Print every record below exactly, minus the pictures.

BEGIN DATA LISTING

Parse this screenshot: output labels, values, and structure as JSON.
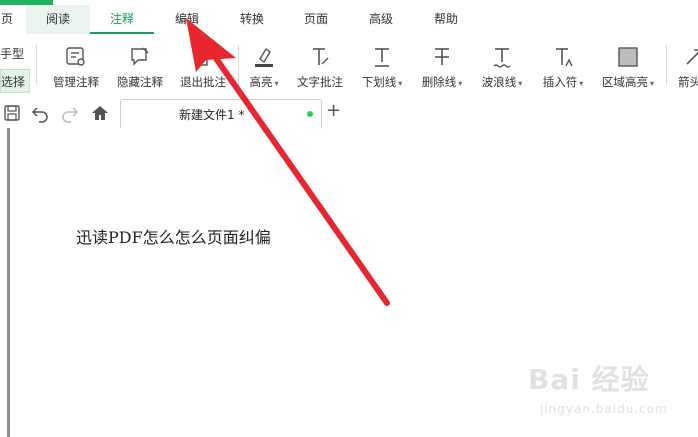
{
  "menubar": {
    "tabs": [
      {
        "label": "页"
      },
      {
        "label": "阅读"
      },
      {
        "label": "注释"
      },
      {
        "label": "编辑"
      },
      {
        "label": "转换"
      },
      {
        "label": "页面"
      },
      {
        "label": "高级"
      },
      {
        "label": "帮助"
      }
    ],
    "active_tab": "注释",
    "accent_color": "#1c9e57"
  },
  "left_partial": {
    "top_label": "手型",
    "bottom_label": "选择"
  },
  "ribbon": {
    "tools": [
      {
        "label": "管理注释",
        "icon": "manage-annotations-icon"
      },
      {
        "label": "隐藏注释",
        "icon": "hide-annotations-icon"
      },
      {
        "label": "退出批注",
        "icon": "exit-annotation-icon"
      },
      {
        "label": "高亮",
        "icon": "highlight-icon",
        "dropdown": true
      },
      {
        "label": "文字批注",
        "icon": "text-annotation-icon"
      },
      {
        "label": "下划线",
        "icon": "underline-icon",
        "dropdown": true
      },
      {
        "label": "删除线",
        "icon": "strikethrough-icon",
        "dropdown": true
      },
      {
        "label": "波浪线",
        "icon": "wavy-line-icon",
        "dropdown": true
      },
      {
        "label": "插入符",
        "icon": "caret-insert-icon",
        "dropdown": true
      },
      {
        "label": "区域高亮",
        "icon": "area-highlight-icon",
        "dropdown": true
      },
      {
        "label": "箭头",
        "icon": "arrow-icon"
      }
    ],
    "dropdown_glyph": "▾"
  },
  "tabbar": {
    "doc_tab_title": "新建文件1 *",
    "new_tab_glyph": "+",
    "unsaved_dot_color": "#2ecc55"
  },
  "document": {
    "text": "迅读PDF怎么怎么页面纠偏"
  },
  "watermark": {
    "line1": "Bai 经验",
    "line2": "jingyan.baidu.com"
  },
  "annotation_arrow_color": "#e8262f"
}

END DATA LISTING

RESULT
Parse this screenshot: output labels, values, and structure as JSON.
{
  "menubar": {
    "tabs": [
      {
        "label": "页"
      },
      {
        "label": "阅读"
      },
      {
        "label": "注释"
      },
      {
        "label": "编辑"
      },
      {
        "label": "转换"
      },
      {
        "label": "页面"
      },
      {
        "label": "高级"
      },
      {
        "label": "帮助"
      }
    ],
    "active_tab": "注释",
    "accent_color": "#1c9e57"
  },
  "left_partial": {
    "top_label": "手型",
    "bottom_label": "选择"
  },
  "ribbon": {
    "tools": [
      {
        "label": "管理注释",
        "icon": "manage-annotations-icon"
      },
      {
        "label": "隐藏注释",
        "icon": "hide-annotations-icon"
      },
      {
        "label": "退出批注",
        "icon": "exit-annotation-icon"
      },
      {
        "label": "高亮",
        "icon": "highlight-icon",
        "dropdown": true
      },
      {
        "label": "文字批注",
        "icon": "text-annotation-icon"
      },
      {
        "label": "下划线",
        "icon": "underline-icon",
        "dropdown": true
      },
      {
        "label": "删除线",
        "icon": "strikethrough-icon",
        "dropdown": true
      },
      {
        "label": "波浪线",
        "icon": "wavy-line-icon",
        "dropdown": true
      },
      {
        "label": "插入符",
        "icon": "caret-insert-icon",
        "dropdown": true
      },
      {
        "label": "区域高亮",
        "icon": "area-highlight-icon",
        "dropdown": true
      },
      {
        "label": "箭头",
        "icon": "arrow-icon"
      }
    ],
    "dropdown_glyph": "▾"
  },
  "tabbar": {
    "doc_tab_title": "新建文件1 *",
    "new_tab_glyph": "+",
    "unsaved_dot_color": "#2ecc55"
  },
  "document": {
    "text": "迅读PDF怎么怎么页面纠偏"
  },
  "watermark": {
    "line1": "Bai 经验",
    "line2": "jingyan.baidu.com"
  },
  "annotation_arrow_color": "#e8262f"
}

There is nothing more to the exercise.